Only a few weeks until the new school year begins. My daughter is ready to begin Grade 1 this year. As her teacher, I’ve been working hard at researching, choosing and gathering everything we need for this upcoming year. I’ve also created a schedule for our year so we know what we need to get done when. I’ve done this for each subject we will be covering. This has been quite a lot of work compiling everything so over the next several posts, I will be sharing all those details.
This post I’d like to cover a fun subject: American Sign Language. If you’ve read my previous post on Sign Language, then you know my daughter has been learning Sign Language since she was a baby. Now however, I am ready to start her with a more scheduled learning of this language.
I decided to purchase the Classroom Curriculum from Signing Time. The curriculum has more hands on activities that you might see in a classroom setting, as opposed to simply watching a video. It gives them a chance to actively use the signs they are learning, which will obviously help with future retention.
There are a lot of activities in each unit, more than you will probably want to use in one year. Beside each activity, it is indicated what grade level(s) it is designed for. Also, some of the games and activities in the curriculum are designed for a group of kids (like there would be in a classroom, or siblings) but the majority are good for an only child as well. So with Grade 1 in mind for a single child, I went through the curriculum and picked out those that I felt would be a good fit. There was still quite a bit I didn’t include, that I will no doubt return to in future years as a review and when learning additional ASL.
In my area, a typical school year has 194 days. The schedule I put together for learning Sign Language for my daughter’s first year is 181 days, so nearly every day of her school year. Based on the Classroom Curriculum from Signing Time, this is my daughter’s first 9 days of her Sign Language schedule for this upcoming year:

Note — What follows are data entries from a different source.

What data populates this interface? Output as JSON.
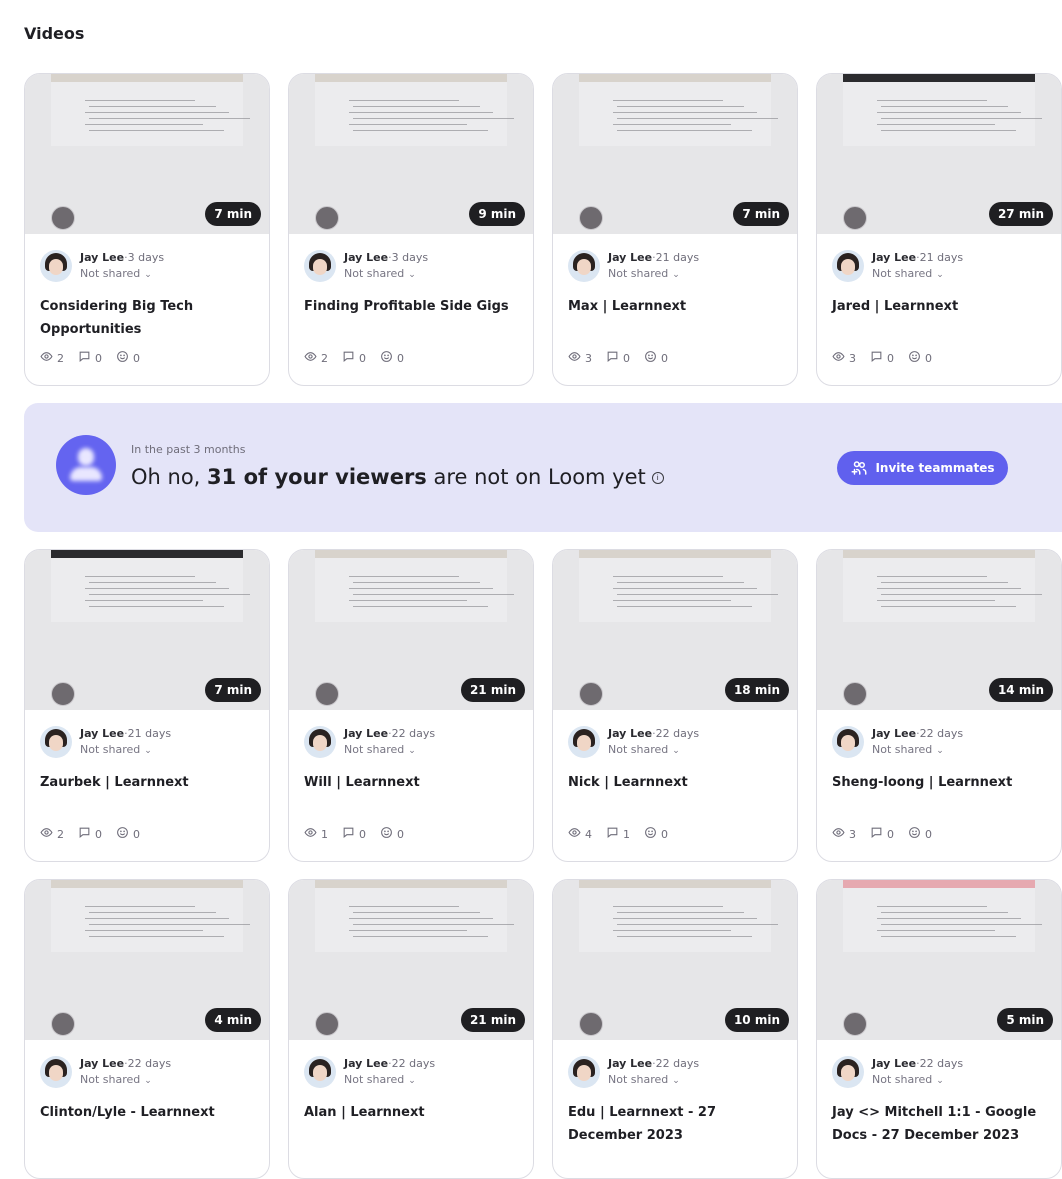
{
  "section_title": "Videos",
  "banner": {
    "subtitle": "In the past 3 months",
    "message_prefix": "Oh no, ",
    "message_bold": "31 of your viewers",
    "message_suffix": " are not on Loom yet",
    "info_icon": "info-icon",
    "button_label": "Invite teammates",
    "accent_color": "#6060ee"
  },
  "share_label": "Not shared",
  "videos": [
    {
      "author": "Jay Lee",
      "ago": "3 days",
      "title": "Considering Big Tech Opportunities",
      "duration": "7 min",
      "views": "2",
      "comments": "0",
      "reactions": "0",
      "bar": "tan"
    },
    {
      "author": "Jay Lee",
      "ago": "3 days",
      "title": "Finding Profitable Side Gigs",
      "duration": "9 min",
      "views": "2",
      "comments": "0",
      "reactions": "0",
      "bar": "tan"
    },
    {
      "author": "Jay Lee",
      "ago": "21 days",
      "title": "Max | Learnnext",
      "duration": "7 min",
      "views": "3",
      "comments": "0",
      "reactions": "0",
      "bar": "light"
    },
    {
      "author": "Jay Lee",
      "ago": "21 days",
      "title": "Jared | Learnnext",
      "duration": "27 min",
      "views": "3",
      "comments": "0",
      "reactions": "0",
      "bar": "dark"
    },
    {
      "author": "Jay Lee",
      "ago": "21 days",
      "title": "Zaurbek | Learnnext",
      "duration": "7 min",
      "views": "2",
      "comments": "0",
      "reactions": "0",
      "bar": "dark"
    },
    {
      "author": "Jay Lee",
      "ago": "22 days",
      "title": "Will | Learnnext",
      "duration": "21 min",
      "views": "1",
      "comments": "0",
      "reactions": "0",
      "bar": "light"
    },
    {
      "author": "Jay Lee",
      "ago": "22 days",
      "title": "Nick | Learnnext",
      "duration": "18 min",
      "views": "4",
      "comments": "1",
      "reactions": "0",
      "bar": "light"
    },
    {
      "author": "Jay Lee",
      "ago": "22 days",
      "title": "Sheng-loong | Learnnext",
      "duration": "14 min",
      "views": "3",
      "comments": "0",
      "reactions": "0",
      "bar": "light"
    },
    {
      "author": "Jay Lee",
      "ago": "22 days",
      "title": "Clinton/Lyle - Learnnext",
      "duration": "4 min",
      "views": "",
      "comments": "",
      "reactions": "",
      "bar": "light"
    },
    {
      "author": "Jay Lee",
      "ago": "22 days",
      "title": "Alan | Learnnext",
      "duration": "21 min",
      "views": "",
      "comments": "",
      "reactions": "",
      "bar": "light"
    },
    {
      "author": "Jay Lee",
      "ago": "22 days",
      "title": "Edu | Learnnext - 27 December 2023",
      "duration": "10 min",
      "views": "",
      "comments": "",
      "reactions": "",
      "bar": "light"
    },
    {
      "author": "Jay Lee",
      "ago": "22 days",
      "title": "Jay <> Mitchell 1:1 - Google Docs - 27 December 2023",
      "duration": "5 min",
      "views": "",
      "comments": "",
      "reactions": "",
      "bar": "pink"
    }
  ]
}
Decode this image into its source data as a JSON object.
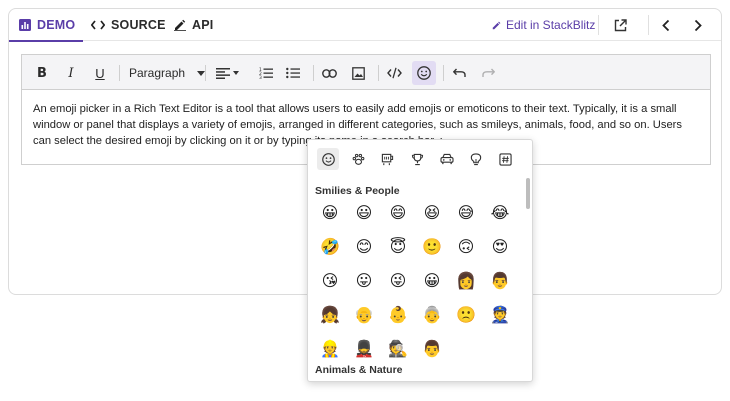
{
  "tabs": [
    {
      "label": "DEMO",
      "icon": "chart-icon"
    },
    {
      "label": "SOURCE",
      "icon": "code-icon"
    },
    {
      "label": "API",
      "icon": "pencil-icon"
    }
  ],
  "header": {
    "edit_label": "Edit in StackBlitz",
    "icons": [
      "open-new-window-icon",
      "chevron-left-icon",
      "chevron-right-icon"
    ]
  },
  "toolbar": {
    "bold": "B",
    "italic": "I",
    "underline": "U",
    "format_selected": "Paragraph"
  },
  "editor": {
    "content": "An emoji picker in a Rich Text Editor is a tool that allows users to easily add emojis or emoticons to their text. Typically, it is a small window or panel that displays a variety of emojis, arranged in different categories, such as smileys, animals, food, and so on. Users can select the desired emoji by clicking on it or by typing its name in a search bar. :"
  },
  "picker": {
    "categories": [
      "smiley-icon",
      "paw-icon",
      "food-icon",
      "trophy-icon",
      "car-icon",
      "lightbulb-icon",
      "symbols-icon"
    ],
    "sections": [
      {
        "title": "Smilies & People",
        "emojis": [
          "😀",
          "😃",
          "😄",
          "😆",
          "😅",
          "😂",
          "🤣",
          "😊",
          "😇",
          "🙂",
          "🙃",
          "😍",
          "😘",
          "😛",
          "😜",
          "😀",
          "👩",
          "👨",
          "👧",
          "👴",
          "👶",
          "👵",
          "🙁",
          "👮",
          "👷",
          "💂",
          "🕵",
          "👨"
        ]
      },
      {
        "title": "Animals & Nature"
      }
    ]
  },
  "colors": {
    "accent": "#5a3da8",
    "toolbar_bg": "#f4f4f6",
    "active_bg": "#e2dcf3"
  }
}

Day 1 – Signing Unit 1 DVD & color flashcards (30 min)
Day 2 – Signing Time Memory (10 min)
Day 3 – Rachel Says (8 min)
Day 4 – Quiet Down & This Is Our Teacher (10 min)

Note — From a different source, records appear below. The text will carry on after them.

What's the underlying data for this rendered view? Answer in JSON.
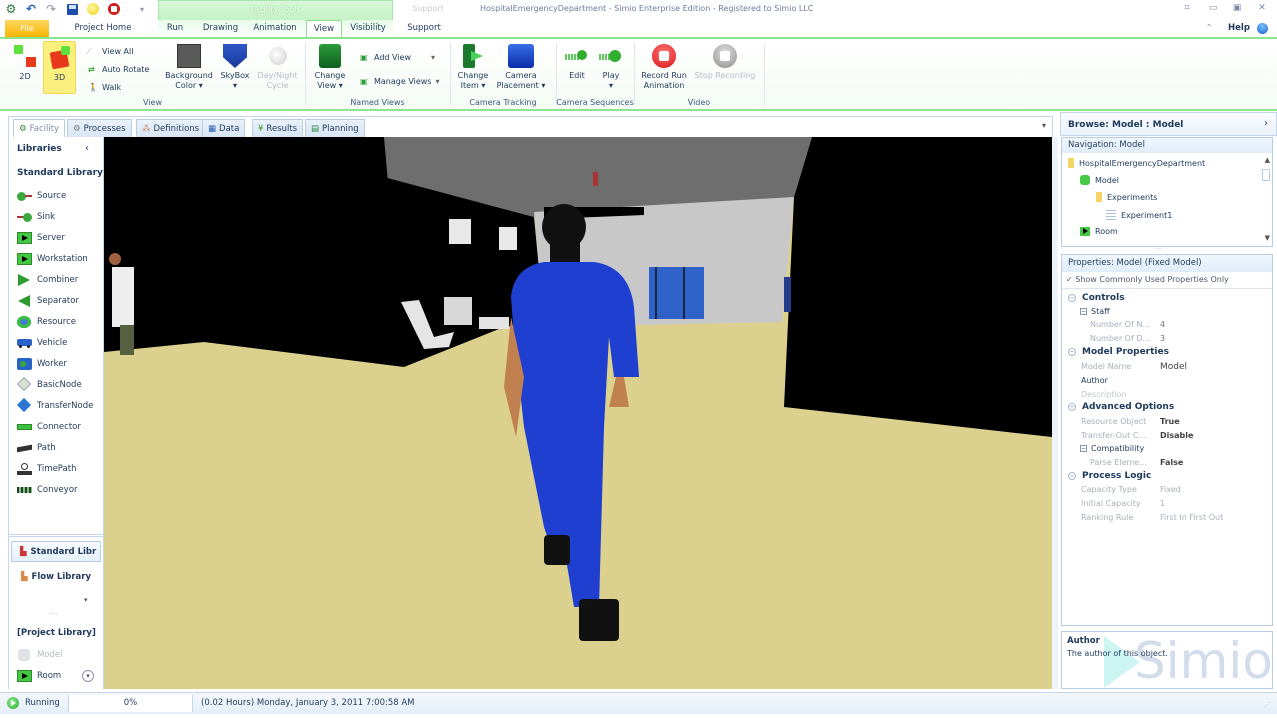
{
  "window": {
    "title": "HospitalEmergencyDepartment - Simio Enterprise Edition - Registered to Simio LLC",
    "context_tab_group": "Facility Tools",
    "context_tab_group_2": "Support",
    "help_label": "Help"
  },
  "quick_access": [
    "app-logo-icon",
    "undo-icon",
    "redo-icon",
    "save-icon",
    "run-icon",
    "stop-icon",
    "customize-qat-icon"
  ],
  "ribbon_tabs": [
    {
      "label": "File"
    },
    {
      "label": "Project Home"
    },
    {
      "label": "Run"
    },
    {
      "label": "Drawing"
    },
    {
      "label": "Animation"
    },
    {
      "label": "View",
      "active": true
    },
    {
      "label": "Visibility"
    },
    {
      "label": "Support"
    }
  ],
  "ribbon": {
    "view_group": {
      "label": "View",
      "btn_2d": "2D",
      "btn_3d": "3D",
      "view_all": "View All",
      "auto_rotate": "Auto Rotate",
      "walk": "Walk",
      "background_color": "Background Color",
      "skybox": "SkyBox",
      "day_night": "Day/Night Cycle"
    },
    "named_views": {
      "label": "Named Views",
      "change_view": "Change View",
      "add_view": "Add View",
      "manage_views": "Manage Views"
    },
    "camera_tracking": {
      "label": "Camera Tracking",
      "change_item": "Change Item",
      "camera_placement": "Camera Placement"
    },
    "camera_sequences": {
      "label": "Camera Sequences",
      "edit": "Edit",
      "play": "Play"
    },
    "video": {
      "label": "Video",
      "record": "Record Run Animation",
      "stop": "Stop Recording"
    }
  },
  "doc_tabs": [
    {
      "label": "Facility",
      "active": true
    },
    {
      "label": "Processes"
    },
    {
      "label": "Definitions"
    },
    {
      "label": "Data"
    },
    {
      "label": "Results"
    },
    {
      "label": "Planning"
    }
  ],
  "libraries": {
    "header": "Libraries",
    "standard_title": "Standard Library",
    "items": [
      "Source",
      "Sink",
      "Server",
      "Workstation",
      "Combiner",
      "Separator",
      "Resource",
      "Vehicle",
      "Worker",
      "BasicNode",
      "TransferNode",
      "Connector",
      "Path",
      "TimePath",
      "Conveyor"
    ],
    "lib_buttons": [
      "Standard Libr",
      "Flow Library"
    ],
    "project_library": "[Project Library]",
    "project_items": [
      "Model",
      "Room"
    ]
  },
  "browse": {
    "title": "Browse: Model : Model",
    "nav_label": "Navigation: Model",
    "tree": [
      {
        "label": "HospitalEmergencyDepartment",
        "level": 0,
        "icon": "folder-icon"
      },
      {
        "label": "Model",
        "level": 1,
        "icon": "model-cube-icon"
      },
      {
        "label": "Experiments",
        "level": 2,
        "icon": "folder-icon"
      },
      {
        "label": "Experiment1",
        "level": 3,
        "icon": "experiment-icon"
      },
      {
        "label": "Room",
        "level": 1,
        "icon": "server-icon"
      }
    ]
  },
  "properties": {
    "title": "Properties: Model (Fixed Model)",
    "show_common": "Show Commonly Used Properties Only",
    "controls": "Controls",
    "staff": "Staff",
    "rows_staff": [
      {
        "name": "Number Of N...",
        "value": "4"
      },
      {
        "name": "Number Of D...",
        "value": "3"
      }
    ],
    "model_props": "Model Properties",
    "model_name_label": "Model Name",
    "model_name_value": "Model",
    "author_label": "Author",
    "description_label": "Description",
    "advanced": "Advanced Options",
    "rows_adv": [
      {
        "name": "Resource Object",
        "value": "True"
      },
      {
        "name": "Transfer-Out C...",
        "value": "Disable"
      }
    ],
    "compat": "Compatibility",
    "parse_name": "Parse Eleme...",
    "parse_value": "False",
    "process_logic": "Process Logic",
    "rows_logic": [
      {
        "name": "Capacity Type",
        "value": "Fixed"
      },
      {
        "name": "Initial Capacity",
        "value": "1"
      },
      {
        "name": "Ranking Rule",
        "value": "First In First Out"
      }
    ]
  },
  "help_box": {
    "title": "Author",
    "text": "The author of this object.",
    "watermark": "Simio"
  },
  "status": {
    "state": "Running",
    "progress": "0%",
    "time": "(0.02 Hours) Monday, January 3, 2011 7:00:58 AM"
  },
  "colors": {
    "accent_green": "#8fe38f",
    "file_tab": "#f7b500",
    "text_primary": "#1e395b",
    "floor": "#dcd08f",
    "scrub_blue": "#1f3fd0"
  }
}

Day 5 – Can You? (10 min)
Day 6 – Everybody Line Up & School Is Fun (10 min)
Day 7 – We’ll Remember All The Things We Learned Today (5 min)
Day 8 – The Teacher In The Class (10 min)
Day 9 – Welcome to School (10 min)
I’ve put the full schedule on this page. So as you can see, learning Sign Language can just be a small part of each day. If you look at the full schedule, you will see there are a few 1 hour days, and there are some 30 min time slots. However, the majority I would say are 10-15 minutes per day, very doable I believe.
To be clear, this curriculum is not something your child will be able to do on their own, but needs full parent participation. On the plus side, you will be learning American Sign Language alongside your child.
There are a lot of poems and songs included in the curriculum which is also good reading and singing practice.
What about future grades in this subject? Well, I will include additional resources and details in future posts. However, as a brief outline:
For Grade 2, my daughter will go through each video of Signing Time Series 1 & Series 2. There are 13 video’s in each series for a total of 26. There are 52 weeks in a year, so doing the math, we could cover one video every 2 weeks, a little faster if we want the summer off, etc. We will pick and choose some of the activities from the Classroom Curriculum to supplement our learning and allow for hands on practice.
The first 2 years will be vocabulary based learning. I believe there are around 1000 ASL words taught in the Signing Time series – that will give my daughter quite an extensive vocabulary. However, just like every language, there are different grammar rules and ways of speaking in Sign Language than there are in English, so learning this is vital to becoming fluent in the language.
With this in mind, Grades 3 & 4, I plan to have my daughter (and myself) go through the courses on Signing Online. There are 4 courses, so I plan for us to cover 2 a year.
Grade 5, I plan for us to get in contact with a local deaf centre, and find activities to participate in with the deaf community-immersion, field trip style.
So what about you? Do you think you could include learning American Sign Language as part of your child’s homeschooling curriculum?